Holland, Professor Emeritus of Geography at the University of Otago, focuses on the first half century of organised settlement (1840 to 1890) of the lower South Island of New Zealand.
He has meticulously researched the ways in which early settlers learned about, and responded to the challenges of this unfamiliar environment, drawing on farmers’ dairies, letter books, ledgers, newspaper articles and other available sources. This book will be a valuable resource to all scholars of New Zealand historical geography and environmental history. It is also an excellent example of research methodology for students: how to make use of a wide ranges of sources of primary material to build a picture.
In his review of the book, University of Bristol Professor Ron Johnston observes that the book is very strong empirically, but makes little reference to the work of others in this field, or of existing theoretical frameworks. A related observation is that in reading the book, I did not get a strong sense of how the responses of settlers in the lower South Island fitted within the wider geographical context of New Zealand. A question put to me in respect to a regional environmental history I am writing would also be pertinent to this work: that is “Is the book intended as a case study of what was happening more widely throughout New Zealand, or are there characteristics of the human-environment relationship in the south that makes this region unique and worthy of illumination?” (And if the latter, what are the factors leading to these unique features?) Unfortunately, as there is no conclusion (and this question is not posed in any case), it is not clear which of these would be the answer to this question. We know, for example, that the rabbit problem was most acute in the lower South Island, driving farmers off the land in many cases. Did this influence their responses to environmental (albeit man-made, in this case) challenges, leading them to take more extreme approaches in some cases?
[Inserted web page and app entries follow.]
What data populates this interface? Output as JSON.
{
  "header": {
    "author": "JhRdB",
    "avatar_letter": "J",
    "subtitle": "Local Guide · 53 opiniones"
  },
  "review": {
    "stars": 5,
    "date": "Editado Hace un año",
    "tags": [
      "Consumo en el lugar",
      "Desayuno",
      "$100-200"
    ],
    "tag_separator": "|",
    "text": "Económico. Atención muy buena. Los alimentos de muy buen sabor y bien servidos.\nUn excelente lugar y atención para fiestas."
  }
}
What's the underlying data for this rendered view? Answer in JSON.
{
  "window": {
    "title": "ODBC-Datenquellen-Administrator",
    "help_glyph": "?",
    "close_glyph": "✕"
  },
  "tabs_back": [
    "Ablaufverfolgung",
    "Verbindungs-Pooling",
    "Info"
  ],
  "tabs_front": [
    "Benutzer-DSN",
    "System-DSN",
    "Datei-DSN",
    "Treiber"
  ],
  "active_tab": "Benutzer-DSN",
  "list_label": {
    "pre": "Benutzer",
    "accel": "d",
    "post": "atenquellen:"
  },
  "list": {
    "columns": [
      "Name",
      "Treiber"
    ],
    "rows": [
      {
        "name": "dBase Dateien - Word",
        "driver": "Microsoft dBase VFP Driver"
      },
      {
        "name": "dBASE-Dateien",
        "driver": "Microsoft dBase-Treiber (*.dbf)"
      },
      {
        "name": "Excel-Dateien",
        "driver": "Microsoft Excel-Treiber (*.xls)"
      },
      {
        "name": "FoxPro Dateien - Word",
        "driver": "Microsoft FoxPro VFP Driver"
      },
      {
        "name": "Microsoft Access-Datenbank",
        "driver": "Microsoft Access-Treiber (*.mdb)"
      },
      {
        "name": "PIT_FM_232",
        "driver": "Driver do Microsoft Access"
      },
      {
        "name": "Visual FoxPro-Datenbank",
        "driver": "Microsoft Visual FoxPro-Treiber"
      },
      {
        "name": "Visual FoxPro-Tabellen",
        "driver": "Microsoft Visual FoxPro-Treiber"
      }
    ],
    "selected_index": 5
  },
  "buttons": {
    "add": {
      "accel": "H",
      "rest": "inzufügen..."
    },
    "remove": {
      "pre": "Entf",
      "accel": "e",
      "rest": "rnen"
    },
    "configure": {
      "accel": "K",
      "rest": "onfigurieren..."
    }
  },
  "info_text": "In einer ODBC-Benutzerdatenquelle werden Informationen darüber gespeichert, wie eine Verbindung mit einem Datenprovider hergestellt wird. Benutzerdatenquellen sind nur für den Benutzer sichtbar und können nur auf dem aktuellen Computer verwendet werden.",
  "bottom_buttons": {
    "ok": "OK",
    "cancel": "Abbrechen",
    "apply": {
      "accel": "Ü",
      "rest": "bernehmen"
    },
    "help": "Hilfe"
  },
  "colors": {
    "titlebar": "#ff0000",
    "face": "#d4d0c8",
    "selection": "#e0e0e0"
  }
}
Nevertheless, read as a record of the early European settler’s interpretation and response to the environment he found himself in, this book stands on its own. It was often the little details that I found most fascinating: Europeans following the “universal practice” of Maori of inserting fence posts with the end that stood highest in nature closest to the ground, for example (p. 31).
Holland also poses some thought-provoking questions. For example, if European settlers had arrived 50 years later, when ecological knowledge was much greater, would they have made fewer mistakes and more effectively adapted to the environment? My personal sense is that it would not have made a significant difference, judging from the mistakes we continue to make today – despite our much advanced ecological knowledge. An exception might be the introduction of exotic animals and plants … though given that possums were still protected into the 1930s, despite the damage they wrought on the indigenous forest (see The “furry money-spinner” – the history of the possum in New Zealand) – perhaps not…?
Home in the Howling Wilderness – Settlers and the Environment in Southern New Zealand (2013), by Peter Holland. Published by Auckland University Press.
Listen to an interview with the author here.